“Apart from 122 completely damaged health facilities, there are 950 government hospitals, dispensaries or health units which have also been hit by floods and most of them are no more able to offer any services,” said an official citing the report.
“Among these facilities, Mirpurkhas is among the worst-hit which has completely lost 65 facilities and 171 partially followed by Sukkur where 14 health facilities have completely been damaged. The other key regions of the province include Hyderabad with 22 facilities, Larkana 13 and Shaheed Benazirabad with seven.”
Dr Muhammad Juman Bahoto, director general (DG) of health services, agreed that the flood had made the health service delivery challenging at the time when it’s most needed.
He said that the provincial government in an immediate move was trying to acquire space to move the health facilities as makeshift arrangement.
“The assessment is still going on,” he said.
“The structures which have been damaged include all kinds of health facilities and in some cases even fully-fledged general hospitals, which are badly hit by floodwater and no more able to offer any service. However, the donor agencies are now cooperating with us and we are making emergency arrangements to operationalise the maximum number of health facilities in different districts.”
He said the province had borne major damage in 22 districts and in those areas the health systems were badly affected. At the same time alternative arrangements were being made to cope with the emerging situation, he added.

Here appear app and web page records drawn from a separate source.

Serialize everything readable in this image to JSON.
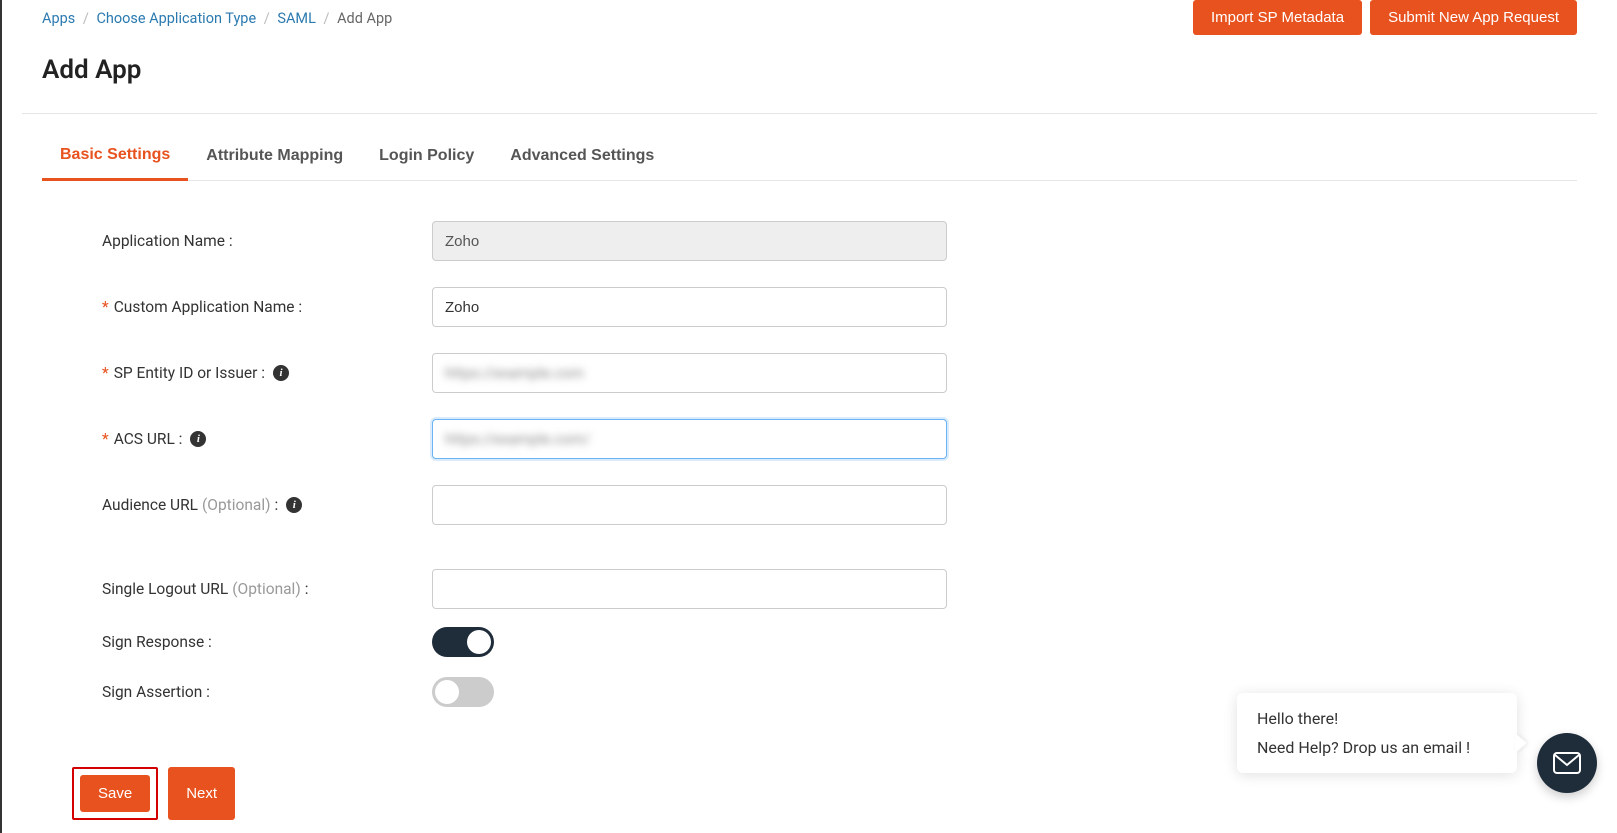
{
  "breadcrumb": {
    "items": [
      "Apps",
      "Choose Application Type",
      "SAML"
    ],
    "current": "Add App"
  },
  "topButtons": {
    "import": "Import SP Metadata",
    "submit": "Submit New App Request"
  },
  "pageTitle": "Add App",
  "tabs": {
    "basic": "Basic Settings",
    "attribute": "Attribute Mapping",
    "login": "Login Policy",
    "advanced": "Advanced Settings"
  },
  "form": {
    "appNameLabel": "Application Name :",
    "appNameValue": "Zoho",
    "customNameLabel": "Custom Application Name :",
    "customNameValue": "Zoho",
    "spEntityLabel": "SP Entity ID or Issuer :",
    "spEntityValue": "https://example.com",
    "acsLabel": "ACS URL :",
    "acsValue": "https://example.com/",
    "audienceLabel": "Audience URL ",
    "audienceOptional": "(Optional)",
    "audienceColon": " :",
    "audienceValue": "",
    "sloLabel": "Single Logout URL ",
    "sloOptional": "(Optional)",
    "sloColon": " :",
    "sloValue": "",
    "signResponseLabel": "Sign Response :",
    "signAssertionLabel": "Sign Assertion :"
  },
  "buttons": {
    "save": "Save",
    "next": "Next"
  },
  "chat": {
    "line1": "Hello there!",
    "line2": "Need Help? Drop us an email !"
  }
}
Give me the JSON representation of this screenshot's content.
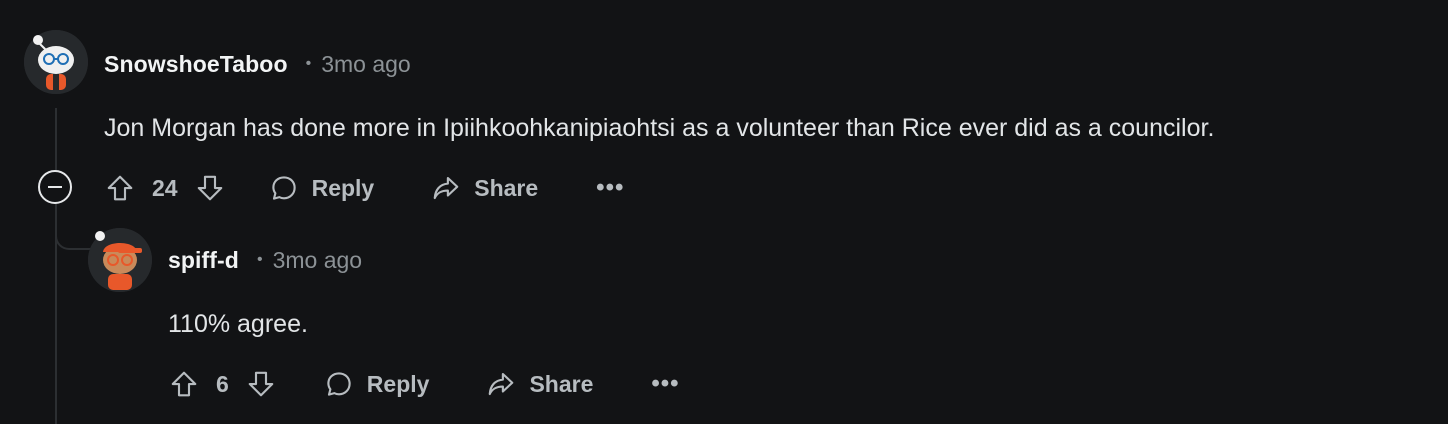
{
  "comments": [
    {
      "username": "SnowshoeTaboo",
      "separator": "•",
      "time": "3mo ago",
      "body": "Jon Morgan has done more in Ipiihkoohkanipiaohtsi as a volunteer than Rice ever did as a councilor.",
      "score": "24",
      "reply_label": "Reply",
      "share_label": "Share",
      "more_label": "•••"
    },
    {
      "username": "spiff-d",
      "separator": "•",
      "time": "3mo ago",
      "body": "110% agree.",
      "score": "6",
      "reply_label": "Reply",
      "share_label": "Share",
      "more_label": "•••"
    }
  ],
  "icons": {
    "upvote": "upvote-arrow-icon",
    "downvote": "downvote-arrow-icon",
    "reply": "speech-bubble-icon",
    "share": "share-arrow-icon",
    "collapse": "minus-circle-icon"
  },
  "colors": {
    "background": "#121315",
    "text": "#e2e5e7",
    "muted": "#8c9296",
    "avatar_accent": "#e8582a"
  }
}
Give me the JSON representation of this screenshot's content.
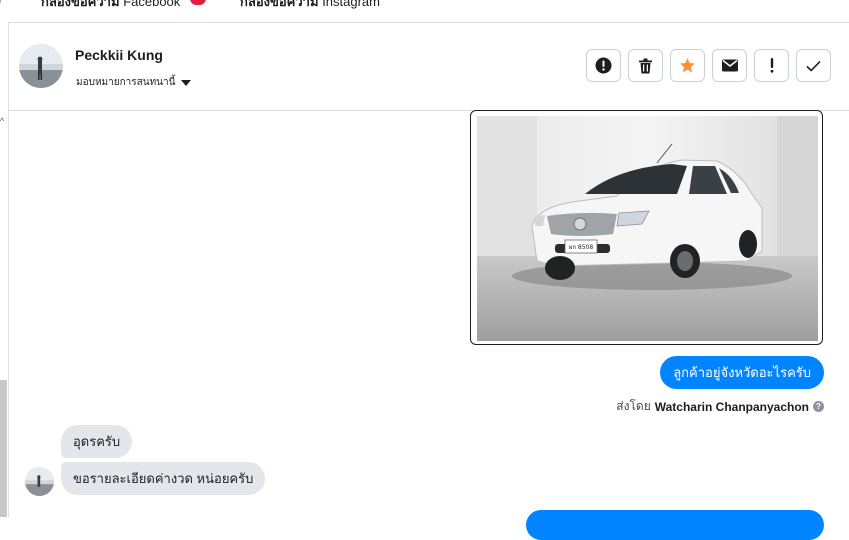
{
  "tabs": [
    {
      "bold": "กล่องข้อความ",
      "thin": "Facebook"
    },
    {
      "bold": "กล่องข้อความ",
      "thin": "Instagram"
    }
  ],
  "contact": {
    "name": "Peckkii Kung",
    "assign_label": "มอบหมายการสนทนานี้"
  },
  "actions": [
    {
      "name": "spam-button",
      "icon": "alert-circle-icon"
    },
    {
      "name": "delete-button",
      "icon": "trash-icon"
    },
    {
      "name": "star-button",
      "icon": "star-icon",
      "color": "#f7923b"
    },
    {
      "name": "mark-unread-button",
      "icon": "envelope-icon"
    },
    {
      "name": "follow-up-button",
      "icon": "exclamation-icon"
    },
    {
      "name": "mark-done-button",
      "icon": "check-icon"
    }
  ],
  "messages": {
    "outgoing_image": {
      "alt": "รถยนต์สีขาว",
      "plate": "ผก 8508"
    },
    "outgoing_text": "ลูกค้าอยู่จังหวัดอะไรครับ",
    "sent_by_prefix": "ส่งโดย",
    "sent_by_name": "Watcharin Chanpanyachon",
    "incoming": [
      "อุดรครับ",
      "ขอรายละเอียดค่างวด หน่อยครับ"
    ]
  },
  "colors": {
    "accent": "#0084ff",
    "incoming_bubble": "#e4e6eb",
    "badge": "#e41e3f",
    "star": "#f7923b"
  }
}
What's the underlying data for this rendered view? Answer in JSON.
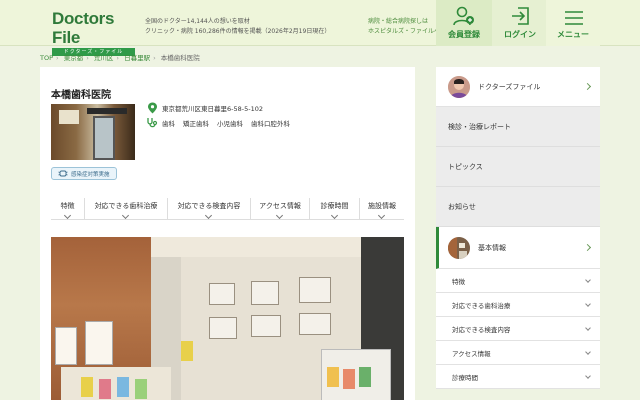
{
  "header": {
    "logo_title": "Doctors File",
    "logo_sub": "ドクターズ・ファイル",
    "tagline_1": "全国のドクター14,144人の想いを取材",
    "tagline_2": "クリニック・病院 160,286件の情報を掲載（2026年2月19日現在）",
    "hospital_link_1": "病院・総合病院探しは",
    "hospital_link_2": "ホスピタルズ・ファイルへ",
    "member_label": "会員登録",
    "login_label": "ログイン",
    "menu_label": "メニュー",
    "accent_color": "#2f8a3a"
  },
  "breadcrumb": [
    {
      "label": "TOP"
    },
    {
      "label": "東京都"
    },
    {
      "label": "荒川区"
    },
    {
      "label": "日暮里駅"
    },
    {
      "label": "本橋歯科医院"
    }
  ],
  "clinic": {
    "name": "本橋歯科医院",
    "address": "東京都荒川区東日暮里6-58-5-102",
    "departments": [
      "歯科",
      "矯正歯科",
      "小児歯科",
      "歯科口腔外科"
    ],
    "badge": "感染症対策実施"
  },
  "tabs": [
    "特徴",
    "対応できる歯科治療",
    "対応できる検査内容",
    "アクセス情報",
    "診療時間",
    "施設情報"
  ],
  "sidebar": {
    "doctors_file": "ドクターズファイル",
    "grey_items": [
      "検診・治療レポート",
      "トピックス",
      "お知らせ"
    ],
    "basic_info": "基本情報",
    "sub_items": [
      "特徴",
      "対応できる歯科治療",
      "対応できる検査内容",
      "アクセス情報",
      "診療時間"
    ]
  }
}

The other assessments issued by the Sindh health ministry in its reports suggest that Naushahro Feroze has emerged as the worst-affected area where more than 725,000 people are displaced who have already left their homes due to floods.
Larkana follows next where around 442,993 people are displaced, which is more than 36 per cent of the total population of the district.
Amid displacement of such a large number of people and almost non-existent healthcare system, the fear of spread of waterborne diseases and other infections rears its head.
The concerns recently reverberated in an assessment report federal health ministry prepared warns that up to five million people across the country are at risk of different diseases after their displacement from homes and now living in tents.
Published in Dawn, September 1st, 2022